*Task to carry out:*
Print the records below exactly, omitting all pictures.

______________________________

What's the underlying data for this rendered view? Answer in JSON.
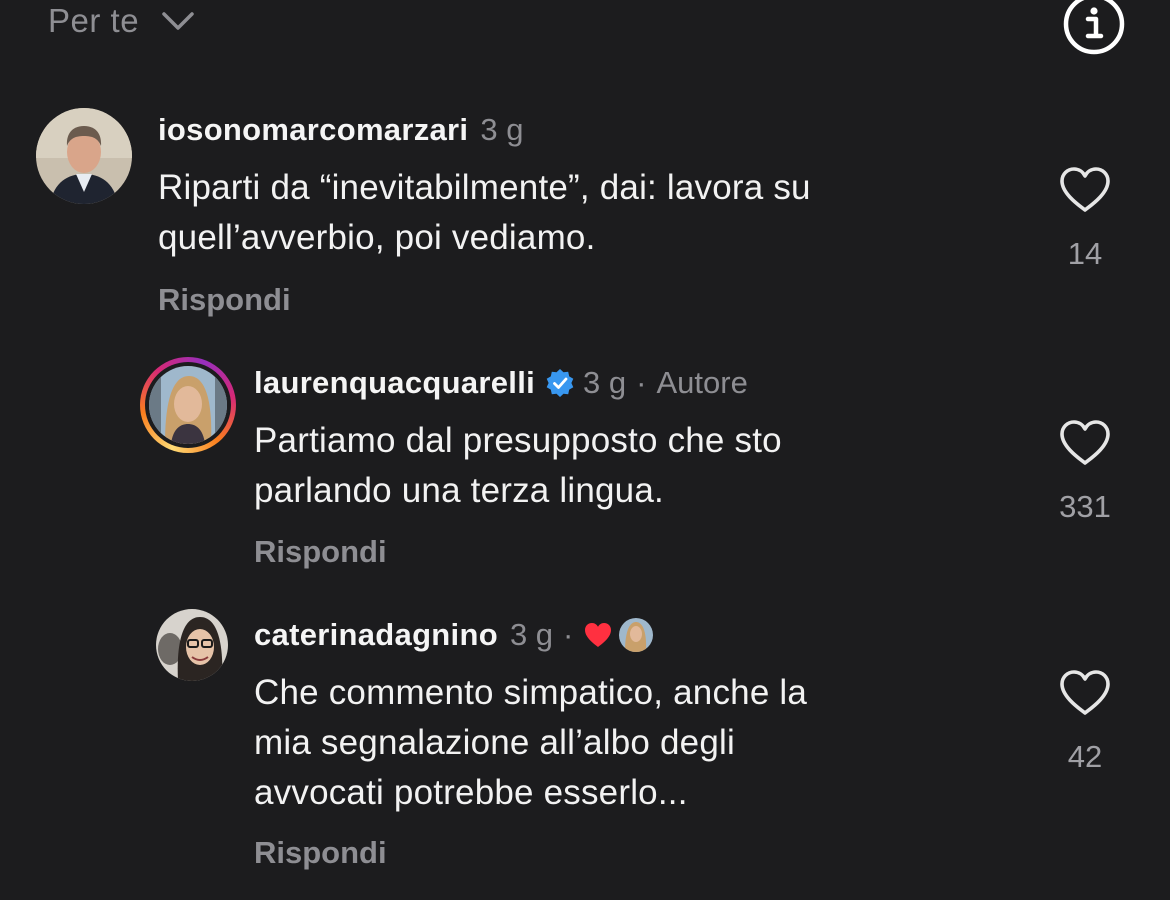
{
  "header": {
    "sort_label": "Per te"
  },
  "comments": [
    {
      "username": "iosonomarcomarzari",
      "time": "3 g",
      "lines": [
        "Riparti da “inevitabilmente”, dai: lavora su",
        "quell’avverbio, poi vediamo."
      ],
      "reply_label": "Rispondi",
      "likes": "14"
    },
    {
      "username": "laurenquacquarelli",
      "time": "3 g",
      "author_label": "Autore",
      "dot": "·",
      "lines": [
        "Partiamo dal presupposto che sto",
        "parlando una terza lingua."
      ],
      "reply_label": "Rispondi",
      "likes": "331"
    },
    {
      "username": "caterinadagnino",
      "time": "3 g",
      "dot": "·",
      "lines": [
        "Che commento simpatico, anche la",
        "mia segnalazione all’albo degli",
        "avvocati potrebbe esserlo..."
      ],
      "reply_label": "Rispondi",
      "likes": "42"
    }
  ],
  "icons": {
    "sort": "chevron-down-icon",
    "info": "info-icon",
    "like": "heart-icon",
    "verified": "verified-badge-icon",
    "creator_liked": "red-heart-icon"
  },
  "colors": {
    "background": "#1c1c1e",
    "text_primary": "#f2f2f2",
    "text_secondary": "#8e8e93",
    "verified_blue": "#3897f0",
    "liked_red": "#ff3040"
  }
}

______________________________

*Answer space:*
What's the underlying data for this rendered view? Answer in JSON.
{
  "header": {
    "sort_label": "Per te"
  },
  "comments": [
    {
      "username": "iosonomarcomarzari",
      "time": "3 g",
      "lines": [
        "Riparti da “inevitabilmente”, dai: lavora su",
        "quell’avverbio, poi vediamo."
      ],
      "reply_label": "Rispondi",
      "likes": "14"
    },
    {
      "username": "laurenquacquarelli",
      "time": "3 g",
      "author_label": "Autore",
      "dot": "·",
      "lines": [
        "Partiamo dal presupposto che sto",
        "parlando una terza lingua."
      ],
      "reply_label": "Rispondi",
      "likes": "331"
    },
    {
      "username": "caterinadagnino",
      "time": "3 g",
      "dot": "·",
      "lines": [
        "Che commento simpatico, anche la",
        "mia segnalazione all’albo degli",
        "avvocati potrebbe esserlo..."
      ],
      "reply_label": "Rispondi",
      "likes": "42"
    }
  ],
  "icons": {
    "sort": "chevron-down-icon",
    "info": "info-icon",
    "like": "heart-icon",
    "verified": "verified-badge-icon",
    "creator_liked": "red-heart-icon"
  },
  "colors": {
    "background": "#1c1c1e",
    "text_primary": "#f2f2f2",
    "text_secondary": "#8e8e93",
    "verified_blue": "#3897f0",
    "liked_red": "#ff3040"
  }
}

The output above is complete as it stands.